No. It was not.

Then the President confesses it is simply and solely on account of the raids on Sunday night that he has asked for leave to introduce this Bill. In my opinion no member of the Dáil should vote in favour of this Bill, for to do so would be to vote for further disturbance in the country. We do not want drastic legislation now, but should instead appeal to outsiders to come in and to take their places here and act as representatives of the people in this House. We should try and prove that all the old enmity is forgotten, and that we are prepared to shake hands with those who have been opposed to us, and to carry on with the free goodwill of the people instead of saying, "if you commit this offence or that offence we will lock you up without trial or charge made, and if necessary execute you." I certainly oppose giving leave to introduce this Bill.

As one Deputy I am fully prepared to agree to any proposal put before this House for giving to the Government any powers they may require to ensure that the civil power will rule in this country. I do not care what that civil power is, or to what party it belongs, once it has a mandate for its political doctrines the only way to deal with it is in a constitutional manner. Any power that is required to put a term to the operations of the blackguard and the coward I am prepared to give. It may be held in some places that what occurred on Sunday were acts of bravery. I say it was no bravery, and that the Irish name for bravery has been tarnished and brought down to the dust. It is no bravery for armed men to come in among unarmed people. They would not have come at all, in my opinion, had they known the other people were armed. As an Irishman, I feel insulted by what has happened.

This is an effort to play at bravery, but what in effect has been done is that the Irish name has been disgraced and has been made a by-word of. Instead of bravery we have evidence of the most arrant cowardice, that any man calling himself an Irishman should be ashamed of. Any powers in reason that are asked for I, for one, will support.

Question put and agreed to.

When will the Second Stage be taken?

I ask for permission to take the Second Stage to-morrow.

When will the Bill be circulated?

It is in the printers' hands at present, and I hope it will be in the hands of the Deputy in the morning.

It will be in the hands of Deputies by the usual post by which they receive their Order Papers in the morning.

I feel that the proposition to take the Second Reading to-morrow should not be persisted in. It presumably is a Bill of importance, and it will require reference to the previous Public Safety Acts. I cannot conceive of anything that is required in addition to the powers that the Executive already has. I, therefore, feel that it will be necessary to refer to previous Acts. I think it is likely to be very difficult to do that in the hours between the post in the morning and the meeting of the Dáil. I really feel that we should at least be given the liberty of asking for the postponement of the Second Reading until we see what the Bill contains.

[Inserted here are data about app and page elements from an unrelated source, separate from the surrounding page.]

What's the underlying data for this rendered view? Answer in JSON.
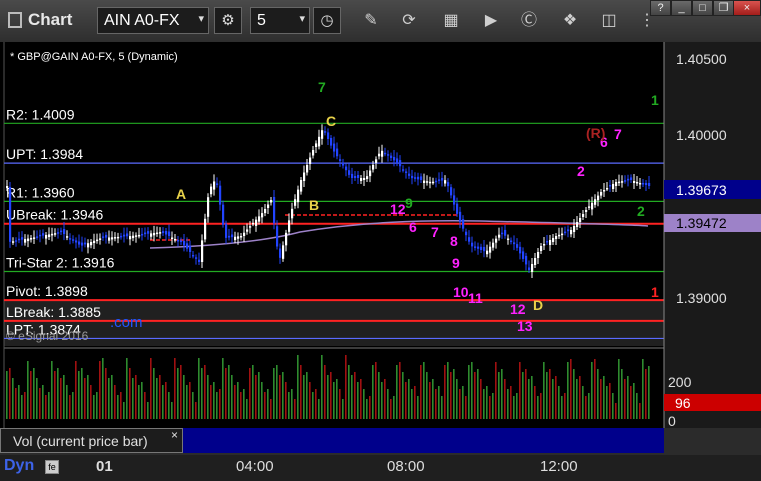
{
  "window": {
    "title": "Chart",
    "symbol": "AIN A0-FX",
    "interval": "5",
    "minimize_label": "?",
    "restore_label": "□",
    "close_label": "×"
  },
  "chart": {
    "header": "* GBP@GAIN A0-FX, 5 (Dynamic)",
    "watermark": "© eSignal 2016",
    "watermark_com": ".com",
    "price_axis": [
      "1.40500",
      "1.40000",
      "1.39000"
    ],
    "last_price": "1.39673",
    "pivot_price_badge": "1.39472",
    "volume_axis": [
      "200",
      "0"
    ],
    "volume_badge": "96",
    "levels": [
      {
        "label": "R2: 1.4009",
        "price": 1.4009,
        "color": "#22aa22"
      },
      {
        "label": "UPT: 1.3984",
        "price": 1.3984,
        "color": "#5a6aff"
      },
      {
        "label": "R1: 1.3960",
        "price": 1.396,
        "color": "#22aa22"
      },
      {
        "label": "UBreak: 1.3946",
        "price": 1.3946,
        "color": "#ff2222"
      },
      {
        "label": "Tri-Star 2: 1.3916",
        "price": 1.3916,
        "color": "#22aa22"
      },
      {
        "label": "Pivot: 1.3898",
        "price": 1.3898,
        "color": "#ff2222"
      },
      {
        "label": "LBreak: 1.3885",
        "price": 1.3885,
        "color": "#ff2222"
      },
      {
        "label": "LPT: 1.3874",
        "price": 1.3874,
        "color": "#5a6aff"
      }
    ],
    "annotations": [
      {
        "text": "A",
        "color": "#e8d24a"
      },
      {
        "text": "B",
        "color": "#e8d24a"
      },
      {
        "text": "C",
        "color": "#e8d24a"
      },
      {
        "text": "D",
        "color": "#e8d24a"
      },
      {
        "text": "7",
        "color": "#22aa22"
      },
      {
        "text": "1",
        "color": "#22aa22"
      },
      {
        "text": "2",
        "color": "#22aa22"
      },
      {
        "text": "1",
        "color": "#ff2222"
      },
      {
        "text": "12",
        "color": "#ff22ff"
      },
      {
        "text": "6",
        "color": "#ff22ff"
      },
      {
        "text": "7",
        "color": "#ff22ff"
      },
      {
        "text": "8",
        "color": "#ff22ff"
      },
      {
        "text": "9",
        "color": "#ff22ff"
      },
      {
        "text": "10",
        "color": "#ff22ff"
      },
      {
        "text": "11",
        "color": "#ff22ff"
      },
      {
        "text": "12",
        "color": "#ff22ff"
      },
      {
        "text": "13",
        "color": "#ff22ff"
      },
      {
        "text": "2",
        "color": "#ff22ff"
      },
      {
        "text": "6",
        "color": "#ff22ff"
      },
      {
        "text": "7",
        "color": "#ff22ff"
      },
      {
        "text": "(R)",
        "color": "#aa2222"
      },
      {
        "text": "9",
        "color": "#22aa22"
      }
    ]
  },
  "volume_pane": {
    "label": "Vol (current price bar)",
    "close": "×"
  },
  "time_axis": {
    "dyn": "Dyn",
    "dyn_box": "fe",
    "labels": [
      "01",
      "04:00",
      "08:00",
      "12:00"
    ]
  },
  "colors": {
    "bull_candle": "#ffffff",
    "bear_candle": "#2244ff",
    "volume_up": "#2e8b2e",
    "volume_down": "#a01010"
  }
}
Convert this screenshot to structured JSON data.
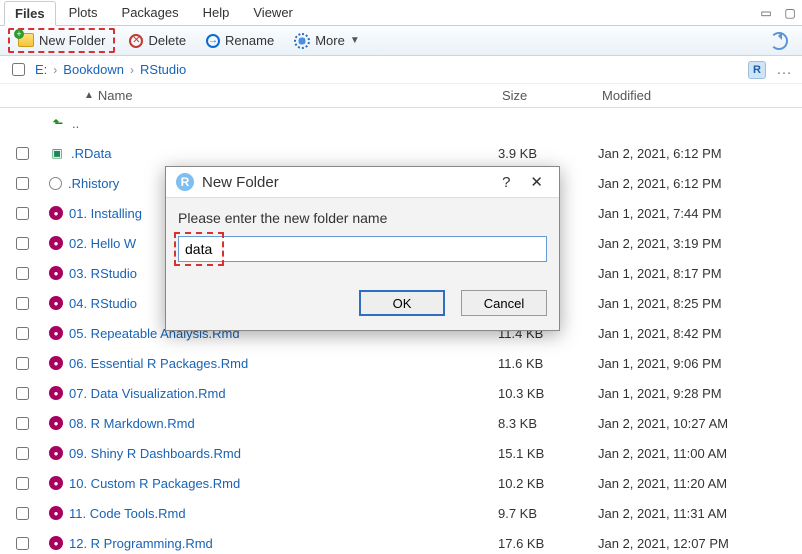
{
  "tabs": {
    "items": [
      "Files",
      "Plots",
      "Packages",
      "Help",
      "Viewer"
    ],
    "active": "Files"
  },
  "toolbar": {
    "new_folder": "New Folder",
    "delete": "Delete",
    "rename": "Rename",
    "more": "More"
  },
  "breadcrumb": {
    "root": "E:",
    "parts": [
      "Bookdown",
      "RStudio"
    ]
  },
  "columns": {
    "name": "Name",
    "size": "Size",
    "modified": "Modified"
  },
  "up_label": "..",
  "files": [
    {
      "icon": "rdata",
      "name": ".RData",
      "size": "3.9 KB",
      "modified": "Jan 2, 2021, 6:12 PM"
    },
    {
      "icon": "rhist",
      "name": ".Rhistory",
      "size": "",
      "modified": "Jan 2, 2021, 6:12 PM"
    },
    {
      "icon": "rmd",
      "name": "01. Installing",
      "size": "",
      "modified": "Jan 1, 2021, 7:44 PM"
    },
    {
      "icon": "rmd",
      "name": "02. Hello W",
      "size": "",
      "modified": "Jan 2, 2021, 3:19 PM"
    },
    {
      "icon": "rmd",
      "name": "03. RStudio",
      "size": "",
      "modified": "Jan 1, 2021, 8:17 PM"
    },
    {
      "icon": "rmd",
      "name": "04. RStudio",
      "size": "",
      "modified": "Jan 1, 2021, 8:25 PM"
    },
    {
      "icon": "rmd",
      "name": "05. Repeatable Analysis.Rmd",
      "size": "11.4 KB",
      "modified": "Jan 1, 2021, 8:42 PM"
    },
    {
      "icon": "rmd",
      "name": "06. Essential R Packages.Rmd",
      "size": "11.6 KB",
      "modified": "Jan 1, 2021, 9:06 PM"
    },
    {
      "icon": "rmd",
      "name": "07. Data Visualization.Rmd",
      "size": "10.3 KB",
      "modified": "Jan 1, 2021, 9:28 PM"
    },
    {
      "icon": "rmd",
      "name": "08. R Markdown.Rmd",
      "size": "8.3 KB",
      "modified": "Jan 2, 2021, 10:27 AM"
    },
    {
      "icon": "rmd",
      "name": "09. Shiny R Dashboards.Rmd",
      "size": "15.1 KB",
      "modified": "Jan 2, 2021, 11:00 AM"
    },
    {
      "icon": "rmd",
      "name": "10. Custom R Packages.Rmd",
      "size": "10.2 KB",
      "modified": "Jan 2, 2021, 11:20 AM"
    },
    {
      "icon": "rmd",
      "name": "11. Code Tools.Rmd",
      "size": "9.7 KB",
      "modified": "Jan 2, 2021, 11:31 AM"
    },
    {
      "icon": "rmd",
      "name": "12. R Programming.Rmd",
      "size": "17.6 KB",
      "modified": "Jan 2, 2021, 12:07 PM"
    }
  ],
  "dialog": {
    "title": "New Folder",
    "prompt": "Please enter the new folder name",
    "value": "data",
    "ok": "OK",
    "cancel": "Cancel"
  }
}
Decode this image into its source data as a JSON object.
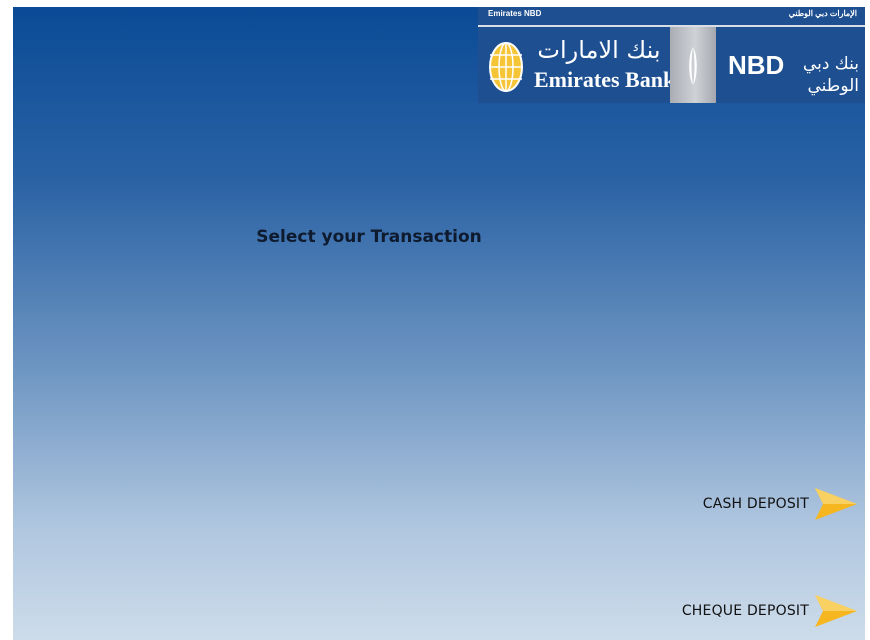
{
  "logo": {
    "top_left_text": "Emirates NBD",
    "top_right_text": "الإمارات دبي الوطني",
    "emirates_bank_arabic": "بنك الامارات",
    "emirates_bank_english": "Emirates Bank",
    "nbd_text": "NBD",
    "nbd_arabic": "بنك دبي الوطني"
  },
  "screen": {
    "title": "Select your Transaction"
  },
  "options": [
    {
      "label": "CASH DEPOSIT"
    },
    {
      "label": "CHEQUE DEPOSIT"
    }
  ],
  "colors": {
    "gradient_top": "#0a4a96",
    "gradient_bottom": "#cddcea",
    "logo_background": "#1d4f91",
    "arrow": "#f5b61f"
  },
  "icons": {
    "globe": "globe-logo-icon",
    "nbd": "nbd-logo-mark-icon",
    "arrow": "arrow-right-icon"
  }
}
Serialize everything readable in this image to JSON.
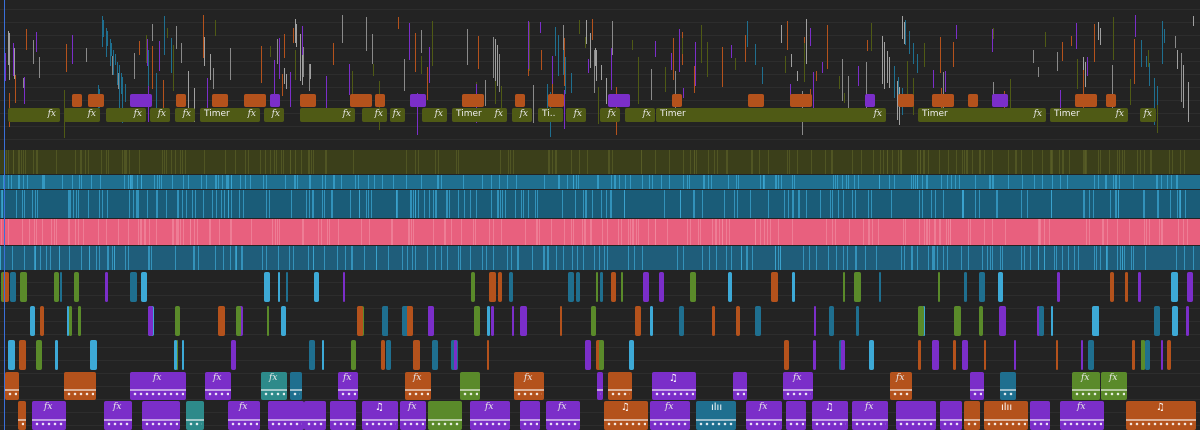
{
  "timeline": {
    "colors": {
      "background": "#232323",
      "olive": "#4f5a15",
      "olive_dark": "#3b3f1a",
      "teal": "#1f6f8f",
      "teal_light": "#3da9d6",
      "pink": "#e8607e",
      "orange": "#b4521c",
      "purple": "#7b2ec9",
      "green": "#5a8a2a",
      "cyan_clip": "#2d8a8a",
      "playhead": "#3a6fd8"
    },
    "fx_label": "fx",
    "title_clip_label": "Timer",
    "title_clip_label_truncated": "Ti..",
    "music_icon": "♫",
    "audio_icon": "ılıı"
  }
}
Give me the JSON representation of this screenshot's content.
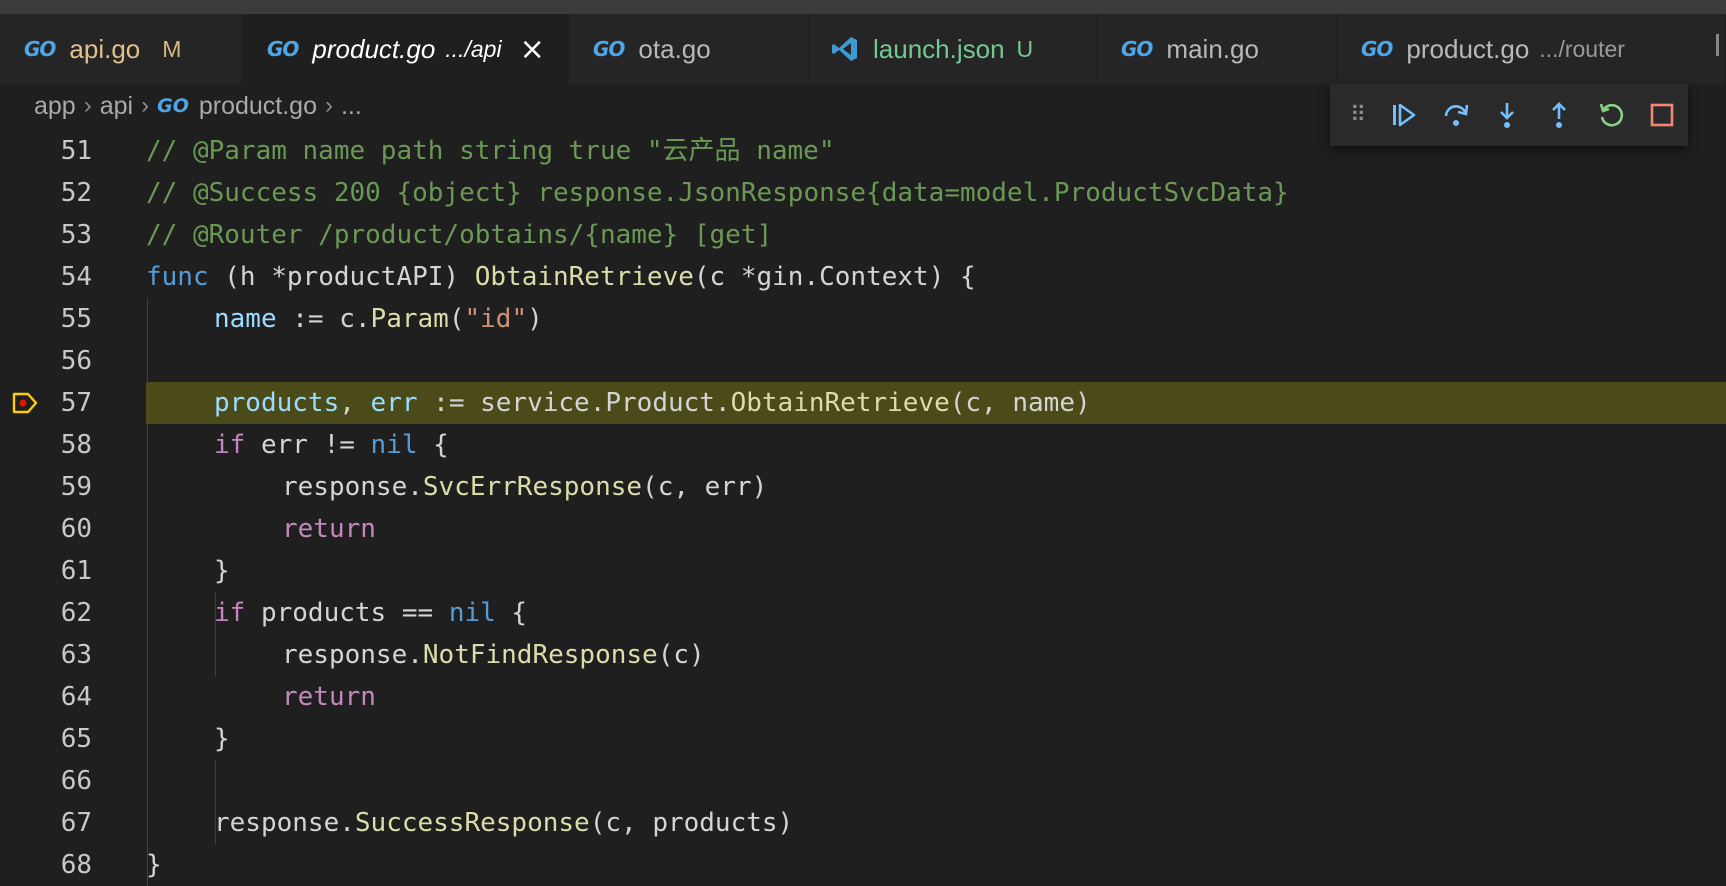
{
  "tabs": [
    {
      "name": "api.go",
      "badge": "M"
    },
    {
      "name": "product.go",
      "path": ".../api",
      "active": true
    },
    {
      "name": "ota.go"
    },
    {
      "name": "launch.json",
      "badge": "U"
    },
    {
      "name": "main.go"
    },
    {
      "name": "product.go",
      "path": ".../router"
    }
  ],
  "go_icon_text": "GO",
  "breadcrumb": {
    "parts": [
      "app",
      "api",
      "product.go",
      "..."
    ]
  },
  "debug_toolbar": {
    "buttons": [
      "continue-icon",
      "step-over-icon",
      "step-into-icon",
      "step-out-icon",
      "restart-icon",
      "stop-icon"
    ],
    "colors": {
      "accent": "#75beff",
      "restart": "#89d185",
      "stop": "#f48771"
    }
  },
  "editor": {
    "current_line": 57,
    "line_numbers": [
      "51",
      "52",
      "53",
      "54",
      "55",
      "56",
      "57",
      "58",
      "59",
      "60",
      "61",
      "62",
      "63",
      "64",
      "65",
      "66",
      "67",
      "68"
    ],
    "lines": {
      "l51": "// @Param name path string true \"云产品 name\"",
      "l52": "// @Success 200 {object} response.JsonResponse{data=model.ProductSvcData}",
      "l53": "// @Router /product/obtains/{name} [get]",
      "l54": {
        "func": "func",
        "recv": " (h *productAPI) ",
        "name": "ObtainRetrieve",
        "rest": "(c *gin.Context) {"
      },
      "l55": {
        "var": "name",
        "op": " := c.",
        "fn": "Param",
        "p1": "(",
        "str": "\"id\"",
        "p2": ")"
      },
      "l57": {
        "v1": "products",
        "c1": ", ",
        "v2": "err",
        "rest1": " := service.Product.",
        "fn": "ObtainRetrieve",
        "rest2": "(c, name)"
      },
      "l58": {
        "kw": "if",
        "mid": " err != ",
        "nil": "nil",
        "end": " {"
      },
      "l59": {
        "pre": "response.",
        "fn": "SvcErrResponse",
        "post": "(c, err)"
      },
      "l60": "return",
      "l61": "}",
      "l62": {
        "kw": "if",
        "mid": " products == ",
        "nil": "nil",
        "end": " {"
      },
      "l63": {
        "pre": "response.",
        "fn": "NotFindResponse",
        "post": "(c)"
      },
      "l64": "return",
      "l65": "}",
      "l67": {
        "pre": "response.",
        "fn": "SuccessResponse",
        "post": "(c, products)"
      },
      "l68": "}"
    }
  },
  "colors": {
    "highlight": "#4b4b1a",
    "breakpoint": "#ffcc00",
    "go_icon": "#4fa6e6"
  }
}
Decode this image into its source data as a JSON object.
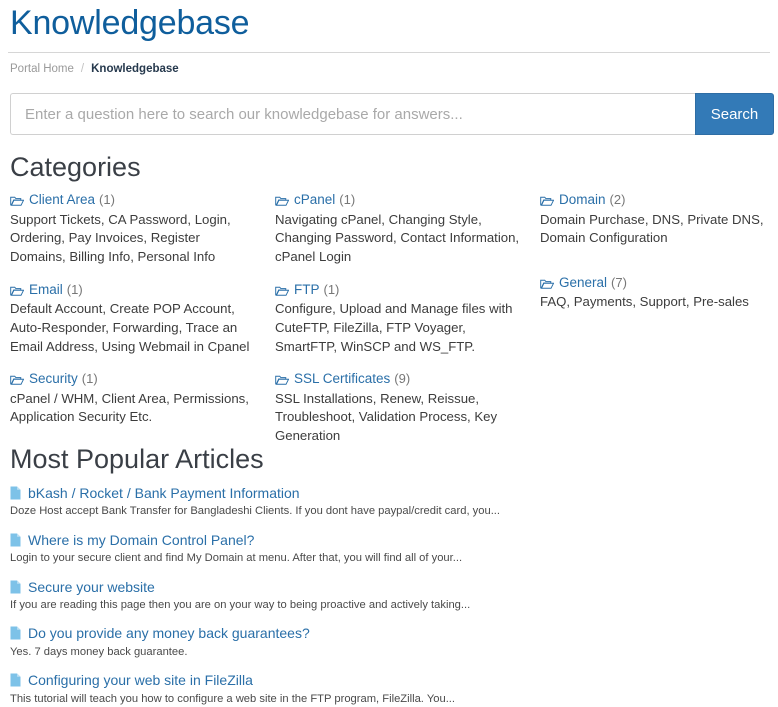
{
  "header": {
    "title": "Knowledgebase"
  },
  "breadcrumb": {
    "home_label": "Portal Home",
    "separator": "/",
    "current_label": "Knowledgebase"
  },
  "search": {
    "value": "",
    "placeholder": "Enter a question here to search our knowledgebase for answers...",
    "button_label": "Search"
  },
  "categories_section": {
    "heading": "Categories",
    "columns": [
      {
        "items": [
          {
            "icon": "folder-icon",
            "name": "Client Area",
            "count": "(1)",
            "description": "Support Tickets, CA Password, Login, Ordering, Pay Invoices, Register Domains, Billing Info, Personal Info"
          },
          {
            "icon": "folder-icon",
            "name": "Email",
            "count": "(1)",
            "description": "Default Account, Create POP Account, Auto-Responder, Forwarding, Trace an Email Address, Using Webmail in Cpanel"
          },
          {
            "icon": "folder-icon",
            "name": "Security",
            "count": "(1)",
            "description": "cPanel / WHM, Client Area, Permissions, Application Security Etc."
          }
        ]
      },
      {
        "items": [
          {
            "icon": "folder-icon",
            "name": "cPanel",
            "count": "(1)",
            "description": "Navigating cPanel, Changing Style, Changing Password, Contact Information, cPanel Login"
          },
          {
            "icon": "folder-icon",
            "name": "FTP",
            "count": "(1)",
            "description": "Configure, Upload and Manage files with CuteFTP, FileZilla, FTP Voyager, SmartFTP, WinSCP and WS_FTP."
          },
          {
            "icon": "folder-icon",
            "name": "SSL Certificates",
            "count": "(9)",
            "description": "SSL Installations, Renew, Reissue, Troubleshoot, Validation Process, Key Generation"
          }
        ]
      },
      {
        "items": [
          {
            "icon": "folder-icon",
            "name": "Domain",
            "count": "(2)",
            "description": "Domain Purchase, DNS, Private DNS, Domain Configuration"
          },
          {
            "icon": "folder-icon",
            "name": "General",
            "count": "(7)",
            "description": "FAQ, Payments, Support, Pre-sales"
          }
        ]
      }
    ]
  },
  "popular_section": {
    "heading": "Most Popular Articles",
    "articles": [
      {
        "icon": "document-icon",
        "title": "bKash / Rocket / Bank Payment Information",
        "description": "Doze Host accept Bank Transfer for Bangladeshi Clients. If you dont have paypal/credit card, you..."
      },
      {
        "icon": "document-icon",
        "title": "Where is my Domain Control Panel?",
        "description": "Login to your secure client and find My Domain at menu. After that, you will find all of your..."
      },
      {
        "icon": "document-icon",
        "title": "Secure your website",
        "description": "If you are reading this page then you are on your way to being proactive and actively taking..."
      },
      {
        "icon": "document-icon",
        "title": "Do you provide any money back guarantees?",
        "description": "Yes. 7 days money back guarantee."
      },
      {
        "icon": "document-icon",
        "title": "Configuring your web site in FileZilla",
        "description": "This tutorial will teach you how to configure a web site in the FTP program, FileZilla. You..."
      }
    ]
  },
  "colors": {
    "title_blue": "#0f5e9c",
    "link_blue": "#2a6fa8",
    "button_blue": "#337ab7",
    "icon_light_blue": "#5bb2e0",
    "heading_gray": "#3a3f46"
  }
}
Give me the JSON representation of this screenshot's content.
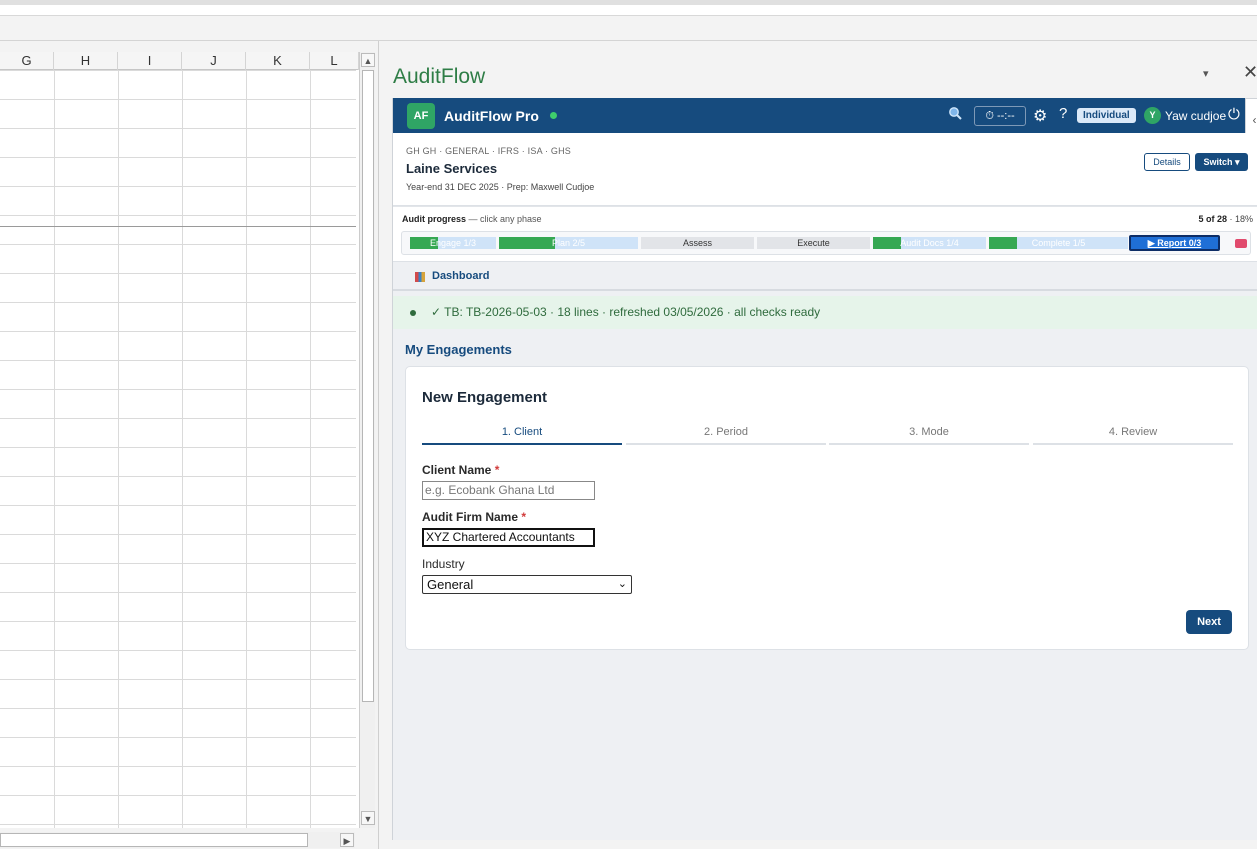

I think there are in all something like ten clauses in the Bill. It is practically a repetition of the clauses we had in the previous Public Safety Act. I want the Dáil to pass the Bill by Thursday at least. If Deputy Johnson is in a position to satisfy the House to-morrow that he should have more time, I would be prepared to give that consideration. More I cannot say at the moment. I ask him to waive his objection now, and to raise it to-morrow. If it be a reasonable one, in the circumstances I will be prepared to give it very careful consideration.

Second Stage ordered for Wednesday, 17th November.